▼

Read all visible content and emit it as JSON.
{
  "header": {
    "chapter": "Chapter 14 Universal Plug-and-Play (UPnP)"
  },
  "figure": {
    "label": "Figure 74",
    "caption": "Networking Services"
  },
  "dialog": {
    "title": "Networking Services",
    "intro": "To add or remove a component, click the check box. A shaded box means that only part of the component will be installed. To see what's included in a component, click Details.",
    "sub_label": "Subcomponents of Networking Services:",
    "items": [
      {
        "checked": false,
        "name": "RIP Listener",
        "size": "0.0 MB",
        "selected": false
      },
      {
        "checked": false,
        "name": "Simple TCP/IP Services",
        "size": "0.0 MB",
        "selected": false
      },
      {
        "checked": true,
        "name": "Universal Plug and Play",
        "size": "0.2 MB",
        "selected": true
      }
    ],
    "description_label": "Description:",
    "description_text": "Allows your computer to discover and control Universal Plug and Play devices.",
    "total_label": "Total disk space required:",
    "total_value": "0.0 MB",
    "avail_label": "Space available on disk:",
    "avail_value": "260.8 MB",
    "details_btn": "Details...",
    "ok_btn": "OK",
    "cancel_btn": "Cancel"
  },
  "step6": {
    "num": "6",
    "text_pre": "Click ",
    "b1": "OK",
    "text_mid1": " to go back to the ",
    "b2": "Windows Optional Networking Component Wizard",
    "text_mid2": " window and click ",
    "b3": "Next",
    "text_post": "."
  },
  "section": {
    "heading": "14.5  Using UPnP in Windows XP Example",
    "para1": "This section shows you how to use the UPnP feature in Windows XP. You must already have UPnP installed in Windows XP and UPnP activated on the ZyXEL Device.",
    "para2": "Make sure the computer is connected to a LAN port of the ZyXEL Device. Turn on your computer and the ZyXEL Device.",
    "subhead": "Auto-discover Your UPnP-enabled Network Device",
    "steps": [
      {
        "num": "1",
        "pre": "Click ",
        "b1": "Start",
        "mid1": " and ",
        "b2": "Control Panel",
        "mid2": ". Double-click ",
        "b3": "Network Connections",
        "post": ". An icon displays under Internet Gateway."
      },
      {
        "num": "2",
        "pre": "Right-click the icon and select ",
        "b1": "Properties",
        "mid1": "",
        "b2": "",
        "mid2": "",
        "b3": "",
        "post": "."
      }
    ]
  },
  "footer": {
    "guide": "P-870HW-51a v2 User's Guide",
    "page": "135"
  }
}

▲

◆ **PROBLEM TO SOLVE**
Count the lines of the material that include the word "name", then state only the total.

◆ **ANSWER TO THE EXERCISE**
3